Global Traffic Manager (GTM) is applicable to the following scenarios:
Assume that your application service has two IP addresses, including 220.127.116.11 and 18.104.22.168. In normal conditions, users access the application service by using the IP address 22.214.171.124. If the IP address 126.96.36.199 fails, you need to switch access traffic to the IP address 188.8.131.52.
You can use GTM to create two address pools, including Pool A and Pool B. Add the IP addresses 184.108.40.206 and 220.127.116.11 into the two address pools, and then configure the health check feature. When you configure an access policy, set the primary address pool to Pool A and the primary address pool to Pool B. This way, the switchover of the active/standby IP addresses can be achieved.
Assume that your application service has three IP addresses, including 18.104.22.168, 22.214.171.124, and 126.96.36.199. The three IP addresses are available to users at the same time.

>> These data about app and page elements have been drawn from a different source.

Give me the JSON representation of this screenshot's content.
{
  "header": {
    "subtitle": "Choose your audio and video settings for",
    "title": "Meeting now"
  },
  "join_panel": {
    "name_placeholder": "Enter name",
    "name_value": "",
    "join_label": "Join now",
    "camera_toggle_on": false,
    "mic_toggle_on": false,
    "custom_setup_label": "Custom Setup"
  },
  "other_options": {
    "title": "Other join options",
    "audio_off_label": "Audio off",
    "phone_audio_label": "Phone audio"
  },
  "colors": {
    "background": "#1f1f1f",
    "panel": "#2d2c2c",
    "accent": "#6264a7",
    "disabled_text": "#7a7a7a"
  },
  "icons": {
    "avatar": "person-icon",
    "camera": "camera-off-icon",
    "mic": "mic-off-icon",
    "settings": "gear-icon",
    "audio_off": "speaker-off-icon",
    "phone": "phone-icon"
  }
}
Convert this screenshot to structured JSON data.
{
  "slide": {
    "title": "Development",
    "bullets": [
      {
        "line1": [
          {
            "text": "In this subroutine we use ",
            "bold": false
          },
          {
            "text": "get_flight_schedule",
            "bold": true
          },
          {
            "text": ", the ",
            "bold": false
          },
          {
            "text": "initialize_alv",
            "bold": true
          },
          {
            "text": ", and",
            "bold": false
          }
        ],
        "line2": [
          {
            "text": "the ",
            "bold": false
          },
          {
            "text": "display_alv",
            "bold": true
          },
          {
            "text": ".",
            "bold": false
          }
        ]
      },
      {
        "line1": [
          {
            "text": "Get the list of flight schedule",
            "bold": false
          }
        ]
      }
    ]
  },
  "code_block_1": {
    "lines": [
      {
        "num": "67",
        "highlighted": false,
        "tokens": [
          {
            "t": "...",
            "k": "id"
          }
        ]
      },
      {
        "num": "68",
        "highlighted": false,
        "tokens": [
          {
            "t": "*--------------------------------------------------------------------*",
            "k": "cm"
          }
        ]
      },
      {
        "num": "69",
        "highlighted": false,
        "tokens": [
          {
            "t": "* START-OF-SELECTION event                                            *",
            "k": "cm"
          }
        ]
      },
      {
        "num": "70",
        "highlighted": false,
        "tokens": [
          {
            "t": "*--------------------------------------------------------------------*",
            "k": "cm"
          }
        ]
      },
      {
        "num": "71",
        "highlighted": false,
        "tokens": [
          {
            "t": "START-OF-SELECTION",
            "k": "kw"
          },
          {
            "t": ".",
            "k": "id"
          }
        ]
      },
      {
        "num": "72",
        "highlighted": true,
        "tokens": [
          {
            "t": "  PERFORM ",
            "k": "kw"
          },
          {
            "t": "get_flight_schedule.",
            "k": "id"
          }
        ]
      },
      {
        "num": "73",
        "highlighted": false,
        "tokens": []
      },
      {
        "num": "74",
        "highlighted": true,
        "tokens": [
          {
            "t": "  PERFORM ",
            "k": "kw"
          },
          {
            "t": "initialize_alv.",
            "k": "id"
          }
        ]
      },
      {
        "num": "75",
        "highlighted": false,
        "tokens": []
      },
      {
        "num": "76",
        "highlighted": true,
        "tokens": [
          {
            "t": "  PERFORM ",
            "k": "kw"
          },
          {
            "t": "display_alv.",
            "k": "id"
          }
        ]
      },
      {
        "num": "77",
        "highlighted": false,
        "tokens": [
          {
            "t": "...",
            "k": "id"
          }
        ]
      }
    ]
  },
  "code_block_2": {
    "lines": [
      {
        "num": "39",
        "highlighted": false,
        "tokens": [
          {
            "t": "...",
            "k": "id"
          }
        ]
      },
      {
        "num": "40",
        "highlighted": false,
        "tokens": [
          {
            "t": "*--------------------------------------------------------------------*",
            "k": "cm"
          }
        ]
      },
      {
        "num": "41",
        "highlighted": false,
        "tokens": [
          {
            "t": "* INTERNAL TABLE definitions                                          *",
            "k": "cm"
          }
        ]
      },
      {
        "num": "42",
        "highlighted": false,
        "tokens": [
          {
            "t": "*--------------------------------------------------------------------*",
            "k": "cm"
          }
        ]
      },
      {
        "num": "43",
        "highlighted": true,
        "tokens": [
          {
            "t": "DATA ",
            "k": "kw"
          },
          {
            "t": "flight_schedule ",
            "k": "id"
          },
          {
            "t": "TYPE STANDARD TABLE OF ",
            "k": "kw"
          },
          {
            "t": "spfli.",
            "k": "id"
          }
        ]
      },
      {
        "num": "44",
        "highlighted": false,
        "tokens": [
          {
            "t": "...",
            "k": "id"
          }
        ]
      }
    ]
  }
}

In normal conditions, DNS returns the three IP addresses at the same time. If one of the three IP addresses fails, the address is temporarily removed from the DNS address list and is not returned to users. If the IP address becomes available, it is added to the address list.
You can use GTM to create an address pool Pool A that contains the IP addresses 188.8.131.52, 184.108.40.206, and 220.127.116.11. Set the primary address pool set to Pool A, and then enable and configure the health check feature. This way, the active redundancy of multiple IP addresses can be achieved.
When enterprises perform promotional activities, for example, on Double 11, they must temporarily scale up cloud resources to handle a sudden increase of access requests by several times. Multiple Server Load Balancer (SLB) instances are purchased in the same region to distribute access traffic to different IP addresses.
When you use GTM, you only need to set the load balancing policy of the primary address pool set to Return all addresses. The access traffic is evenly distributed to each IP address. This way, load balancing is achieved in highly concurrent scenarios. You can also select Return addresses by weight and configure different weights for each address pool and each address. The access traffic is distributed to each IP address based on the specified weight.
Large enterprises need to provide network services in regions across a nation or the globe. Network access is affected by different network conditions in different regions. Therefore, the enterprises set access points in the core locations of the regions. Users in different regions can access the services from the nearest access points.
GTM provides the following two access policies:
Access policy based on geographical locations: GTM returns addresses in specified address pool sets to users in different regions. Users can accelerate network access by using nearest points.
Access policy based on latency: GTM detects the access latency between the location of a user and the region in which the application is deployed. Then, GTM routes user requests to the application server cluster that has the lowest latency. This way, network access is accelerated.